__What the task requires__. Return all lines in the data where the string "value" can be found.

__Extracted records__.
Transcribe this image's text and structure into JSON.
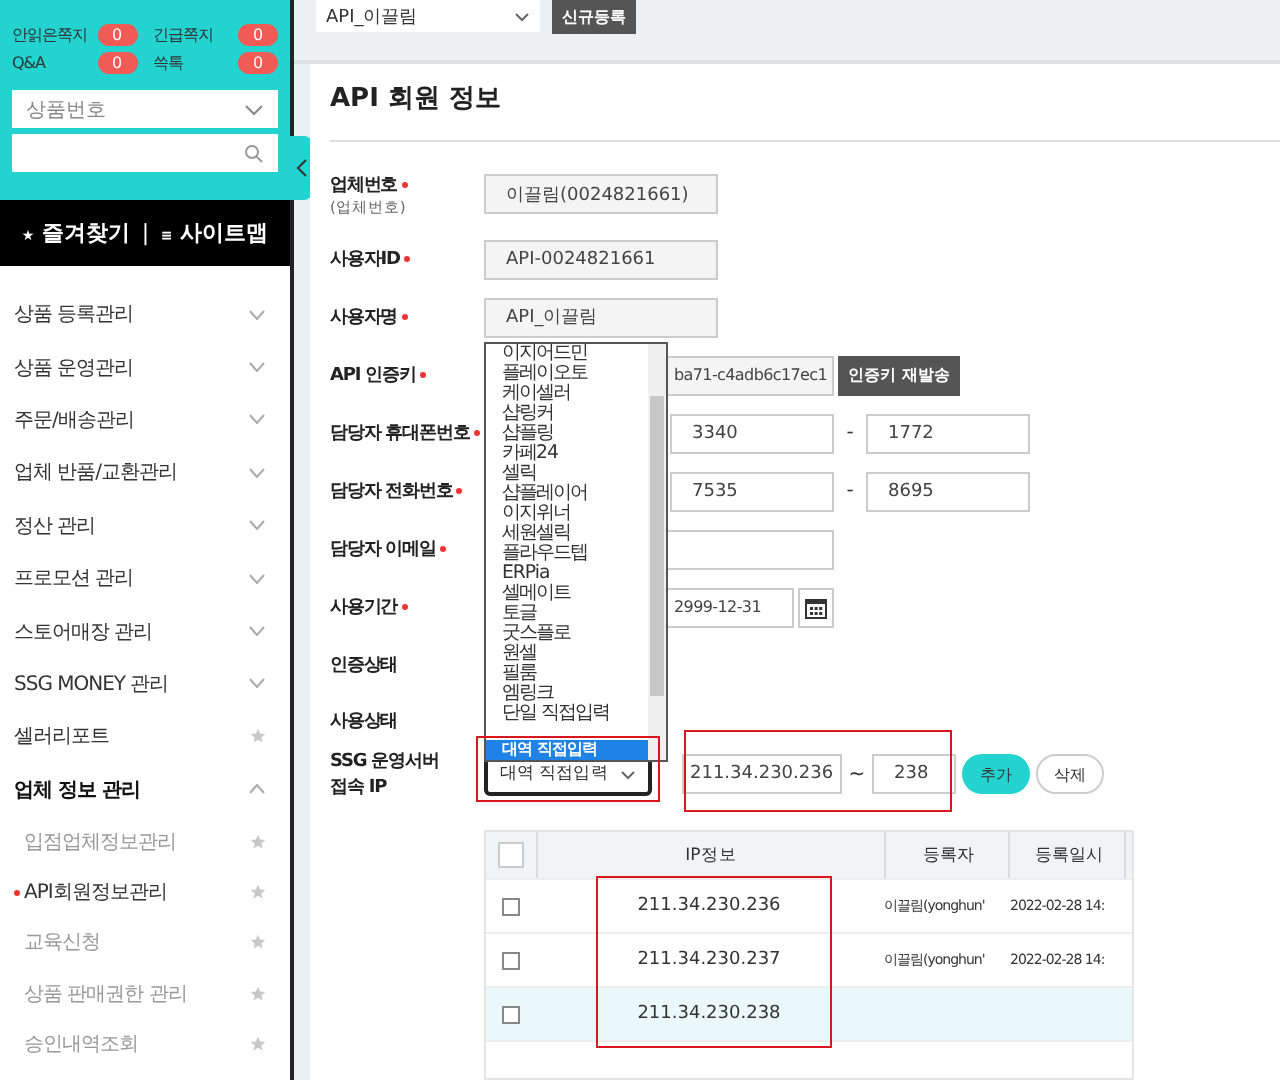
{
  "sidebar": {
    "counters": [
      {
        "label": "안읽은쪽지",
        "count": "0"
      },
      {
        "label": "긴급쪽지",
        "count": "0"
      },
      {
        "label": "Q&A",
        "count": "0"
      },
      {
        "label": "쓱톡",
        "count": "0"
      }
    ],
    "search_type": {
      "value": "상품번호"
    },
    "shortcuts": [
      {
        "icon": "★",
        "label": "즐겨찾기"
      },
      {
        "icon": "≡",
        "label": "사이트맵"
      }
    ],
    "shortcut_separator": "|",
    "menu": [
      {
        "label": "상품 등록관리",
        "kind": "group",
        "expanded": false
      },
      {
        "label": "상품 운영관리",
        "kind": "group",
        "expanded": false
      },
      {
        "label": "주문/배송관리",
        "kind": "group",
        "expanded": false
      },
      {
        "label": "업체 반품/교환관리",
        "kind": "group",
        "expanded": false
      },
      {
        "label": "정산 관리",
        "kind": "group",
        "expanded": false
      },
      {
        "label": "프로모션 관리",
        "kind": "group",
        "expanded": false
      },
      {
        "label": "스토어매장 관리",
        "kind": "group",
        "expanded": false
      },
      {
        "label": "SSG MONEY 관리",
        "kind": "group",
        "expanded": false
      },
      {
        "label": "셀러리포트",
        "kind": "link"
      },
      {
        "label": "업체 정보 관리",
        "kind": "group",
        "expanded": true,
        "children": [
          {
            "label": "입점업체정보관리",
            "selected": false
          },
          {
            "label": "API회원정보관리",
            "selected": true
          },
          {
            "label": "교육신청",
            "selected": false
          },
          {
            "label": "상품 판매권한 관리",
            "selected": false
          },
          {
            "label": "승인내역조회",
            "selected": false
          }
        ]
      }
    ]
  },
  "toolbar": {
    "account_select": "API_이끌림",
    "new_button": "신규등록"
  },
  "title": "API 회원 정보",
  "form": [
    {
      "kind": "text",
      "label": "업체번호",
      "sublabel": "(업체번호)",
      "required": true,
      "value": "이끌림(0024821661)"
    },
    {
      "kind": "text",
      "label": "사용자ID",
      "required": true,
      "value": "API-0024821661"
    },
    {
      "kind": "text",
      "label": "사용자명",
      "required": true,
      "value": "API_이끌림"
    },
    {
      "kind": "key",
      "label": "API 인증키",
      "required": true,
      "value": "ba71-c4adb6c17ec1",
      "button": "인증키 재발송"
    },
    {
      "kind": "phone",
      "label": "담당자 휴대폰번호",
      "required": true,
      "parts": [
        "3340",
        "1772"
      ],
      "separator": "-"
    },
    {
      "kind": "phone",
      "label": "담당자 전화번호",
      "required": true,
      "parts": [
        "7535",
        "8695"
      ],
      "separator": "-"
    },
    {
      "kind": "email",
      "label": "담당자 이메일",
      "required": true
    },
    {
      "kind": "date",
      "label": "사용기간",
      "required": true,
      "value": "2999-12-31"
    },
    {
      "kind": "status",
      "label": "인증상태",
      "required": false
    },
    {
      "kind": "status",
      "label": "사용상태",
      "required": false
    },
    {
      "kind": "ip",
      "label": "SSG 운영서버 접속 IP",
      "required": false,
      "mode": "대역 직접입력",
      "from": "211.34.230.236",
      "to": "238",
      "separator": "~",
      "add": "추가",
      "delete": "삭제"
    }
  ],
  "dropdown": {
    "options": [
      {
        "label": "이지어드민",
        "selected": false
      },
      {
        "label": "플레이오토",
        "selected": false
      },
      {
        "label": "케이셀러",
        "selected": false
      },
      {
        "label": "샵링커",
        "selected": false
      },
      {
        "label": "샵플링",
        "selected": false
      },
      {
        "label": "카페24",
        "selected": false
      },
      {
        "label": "셀릭",
        "selected": false
      },
      {
        "label": "샵플레이어",
        "selected": false
      },
      {
        "label": "이지위너",
        "selected": false
      },
      {
        "label": "세원셀릭",
        "selected": false
      },
      {
        "label": "플라우드텝",
        "selected": false
      },
      {
        "label": "ERPia",
        "selected": false
      },
      {
        "label": "셀메이트",
        "selected": false
      },
      {
        "label": "토글",
        "selected": false
      },
      {
        "label": "굿스플로",
        "selected": false
      },
      {
        "label": "원셀",
        "selected": false
      },
      {
        "label": "필룸",
        "selected": false
      },
      {
        "label": "엠링크",
        "selected": false
      },
      {
        "label": "단일 직접입력",
        "selected": false
      },
      {
        "label": "대역 직접입력",
        "selected": true
      }
    ]
  },
  "table": {
    "all_checked": false,
    "columns": [
      "IP정보",
      "등록자",
      "등록일시"
    ],
    "rows": [
      {
        "checked": false,
        "selected": false,
        "ip": "211.34.230.236",
        "registrant": "이끌림(yonghun'",
        "date": "2022-02-28 14:"
      },
      {
        "checked": false,
        "selected": false,
        "ip": "211.34.230.237",
        "registrant": "이끌림(yonghun'",
        "date": "2022-02-28 14:"
      },
      {
        "checked": false,
        "selected": true,
        "ip": "211.34.230.238"
      }
    ]
  }
}
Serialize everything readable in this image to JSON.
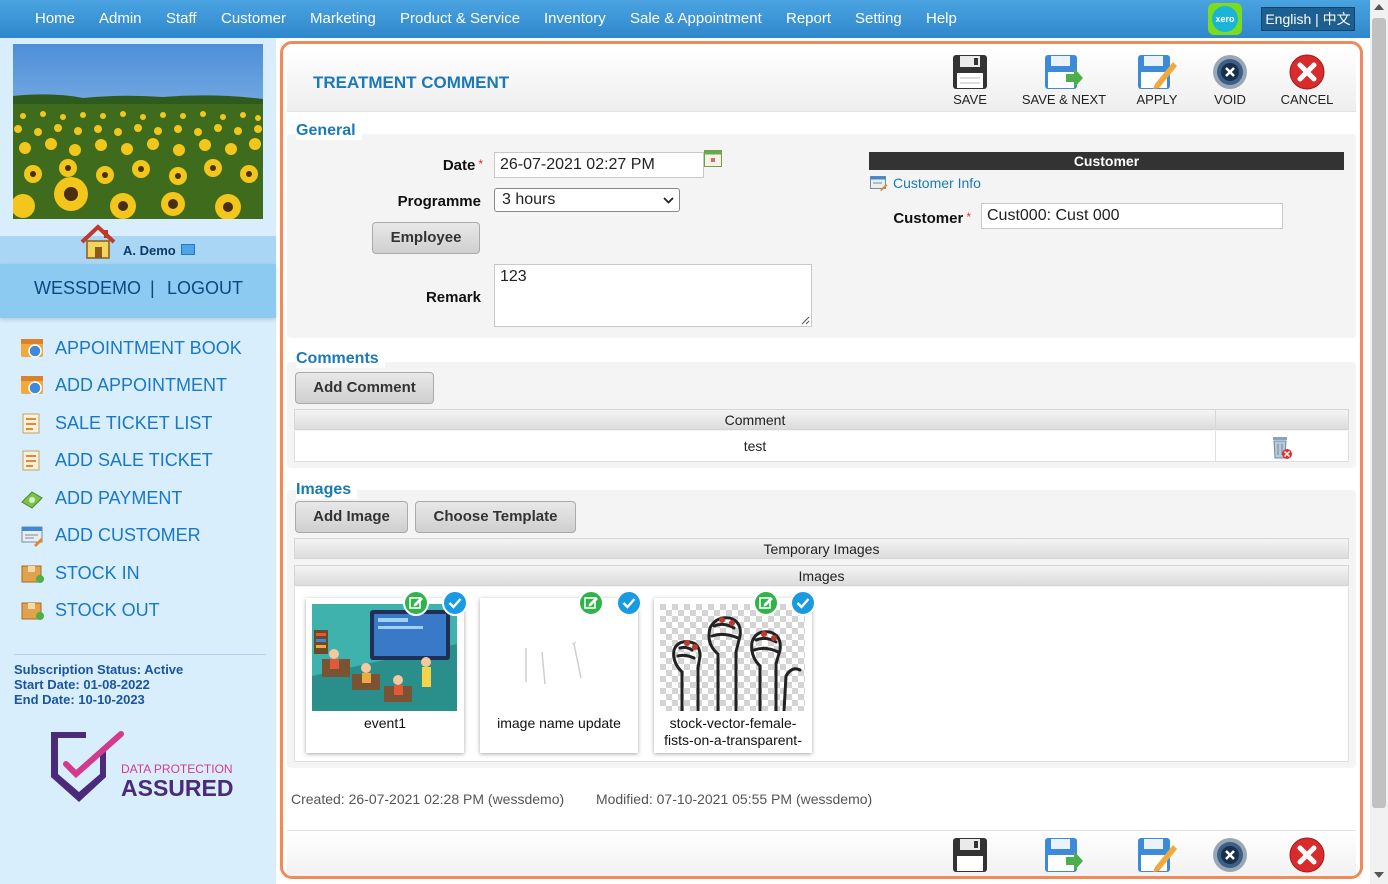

__Response for this exercise__.
      "value": "상품번호"
      "value": "이끌림(0024821661)"
      "value": "API-0024821661"
      "value": "API_이끌림"
      "value": "ba71-c4adb6c17ec1",
      "value": "2999-12-31"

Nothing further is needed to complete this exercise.